April 7, 2003
EPA Sets Guidelines
Already challenged by greenies
You’ve probably already heard the news that the Environmental Protection Agency is going to develop emission standards for snowmobiles and other non-road engines.
So what does it all mean to our sport?
Before we get to that, though, you probably also know that environmental activists are already trying to derail the new emission regulations (see Dec. 13 entry on the SnoWest website—www.snowest.com—as well as the story in this issue about the lawsuit).
We want to point out something pretty significant before we get to the meat of the proposed EPA regulations. First, quoting Ed Klim, president of the International Snowmobile Manufacturers Association, “The January 2001 decision to ban snowmobiles from the road systems of Yellowstone and Grand Teton National Parks was an unwarranted political action without factual or legal justification. Present snowmobile use in Yellowstone consists of about 65,000 individual snowmobiles each year. These snowmobiles have never caused a violation of National Ambient Air Quality Standards.”
Yes, Klim is specifically talking about Yellowstone, but the information he gives has everything to do with regulating emissions on snowmobiles.
The EPA was pretty straightforward with what it wants done with snowmobiles. By 2006, emission levels must be reduced to 70 percent of levels permitted in 2002. By 2010, emissions must be reduced to half of present day levels and by 2012 snowmobiles emissions can amount to only 30 percent of present levels.
Although Klim said those numbers are attainable, those are pretty hefty reductions.
The EPA has lumped snowmobiles into a category with lots of other non road engines, such as off-highway motorcycles, ATVs, diesel marine engines and large industrial spark-ignition engines.

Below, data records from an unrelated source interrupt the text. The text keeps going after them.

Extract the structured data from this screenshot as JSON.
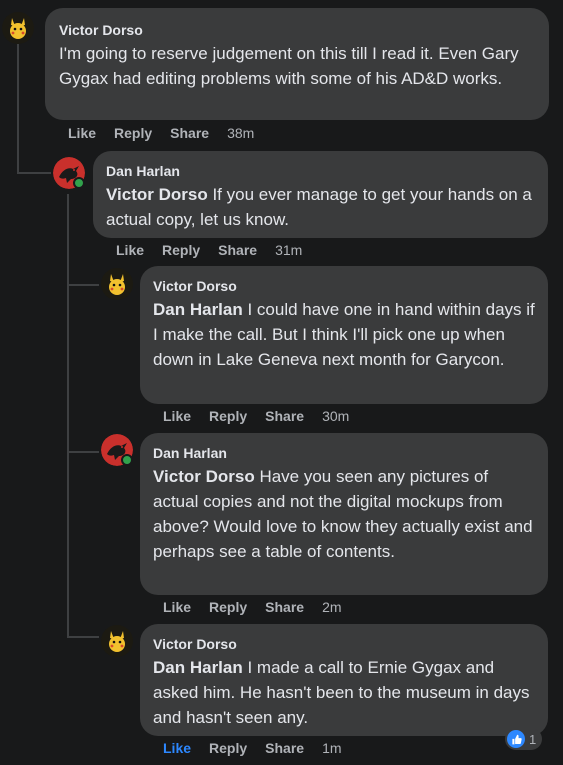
{
  "comments": [
    {
      "author": "Victor Dorso",
      "mention": "",
      "text": "I'm going to reserve judgement on this till I read it. Even Gary Gygax had editing problems with some of his AD&D works.",
      "actions": {
        "like": "Like",
        "reply": "Reply",
        "share": "Share",
        "time": "38m"
      }
    },
    {
      "author": "Dan Harlan",
      "mention": "Victor Dorso",
      "text": " If you ever manage to get your hands on a actual copy, let us know.",
      "actions": {
        "like": "Like",
        "reply": "Reply",
        "share": "Share",
        "time": "31m"
      }
    },
    {
      "author": "Victor Dorso",
      "mention": "Dan Harlan",
      "text": " I could have one in hand within days if I make the call. But I think I'll pick one up when down in Lake Geneva next month for Garycon.",
      "actions": {
        "like": "Like",
        "reply": "Reply",
        "share": "Share",
        "time": "30m"
      }
    },
    {
      "author": "Dan Harlan",
      "mention": "Victor Dorso",
      "text": " Have you seen any pictures of actual copies and not the digital mockups from above? Would love to know they actually exist and perhaps see a table of contents.",
      "actions": {
        "like": "Like",
        "reply": "Reply",
        "share": "Share",
        "time": "2m"
      }
    },
    {
      "author": "Victor Dorso",
      "mention": "Dan Harlan",
      "text": " I made a call to Ernie Gygax and asked him. He hasn't been to the museum in days and hasn't seen any.",
      "actions": {
        "like": "Like",
        "reply": "Reply",
        "share": "Share",
        "time": "1m"
      },
      "reaction_count": "1"
    }
  ],
  "colors": {
    "background": "#18191a",
    "bubble": "#3a3b3c",
    "text": "#e4e6eb",
    "secondary": "#b0b3b8",
    "accent": "#2d88ff",
    "online": "#31a24c"
  },
  "icons": {
    "victor_avatar": "pikachu-avatar",
    "dan_avatar": "red-dragon-avatar",
    "reaction": "thumbs-up-icon"
  }
}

Again, citing numbers from the EPA, all these engines combined account for about 9 percent of HC emissions, 4 percent of CO emissions, 3 percent of Nox emissions and 2 percent of PM emissions.
CO is a colorless, odorless gas produced from the incomplete combustion of carbon-based fuels. Particulate Matter (PM) is a broad class of chemically and physically diverse substances. Nox is nitrogen emissions.

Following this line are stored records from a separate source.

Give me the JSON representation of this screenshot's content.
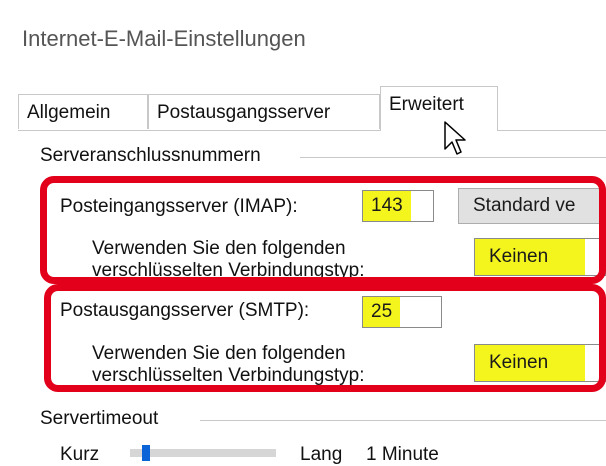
{
  "window": {
    "title": "Internet-E-Mail-Einstellungen"
  },
  "tabs": [
    {
      "label": "Allgemein",
      "active": false
    },
    {
      "label": "Postausgangsserver",
      "active": false
    },
    {
      "label": "Erweitert",
      "active": true
    }
  ],
  "ports_group": {
    "label": "Serveranschlussnummern",
    "incoming": {
      "label": "Posteingangsserver (IMAP):",
      "value": "143",
      "default_button": "Standard ve",
      "encryption_label_1": "Verwenden Sie den folgenden",
      "encryption_label_2": "verschlüsselten Verbindungstyp:",
      "encryption_value": "Keinen"
    },
    "outgoing": {
      "label": "Postausgangsserver (SMTP):",
      "value": "25",
      "encryption_label_1": "Verwenden Sie den folgenden",
      "encryption_label_2": "verschlüsselten Verbindungstyp:",
      "encryption_value": "Keinen"
    }
  },
  "timeout_group": {
    "label": "Servertimeout",
    "short_label": "Kurz",
    "long_label": "Lang",
    "value_label": "1 Minute"
  },
  "colors": {
    "highlight": "#f5f51e",
    "annotation_red": "#e2001a"
  }
}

The EPA said by enacting these new regulations on all these engines, HC emissions will be reduced by 71 percent, Nox emissions by 80 percent and CO emissions by about 57 percent—from these engines alone.
Of course, these new regulations only affect new snowmobiles produced in 2006 or later. Any snowmobile you have now is not covered under the new rules. Also, these new emission standards don’t specify which emission controls the snowmobile manufacturers must use to comply with the regulations. The EPA doesn’t care how the Big Four accomplish it, just so long as they do. Ski-Doo might reach the mark with its Semi Direct Injection while, say, Arctic Cat does it with its four-stroke. All you have to do is look at the PWC market to see what’s being done there.
Citing EPA figures, the government organization estimates it would cost about $50 for a modified two-stroke engine to meet the regulations. The cost jumps to $300 for direct-injection technology and up to $900 for a four-stroke engine with fuel injection.
While you’re digesting all that, know also that the EPA is also adopting requirements to control permeation emissions from snowmobile fuel systems. The agency is aiming to reduce fuel permeation from snowmobile fuel tanks and hoses. Fixing that would tack on another $10.
Not to take too much from the ISMA release in this issue, Klim did say the EPA regulations are founded well in sound and unbiased scientific data. And, he adds, the Big Four are working hard to meet the requirements, pointing out that there are some models already in compliance.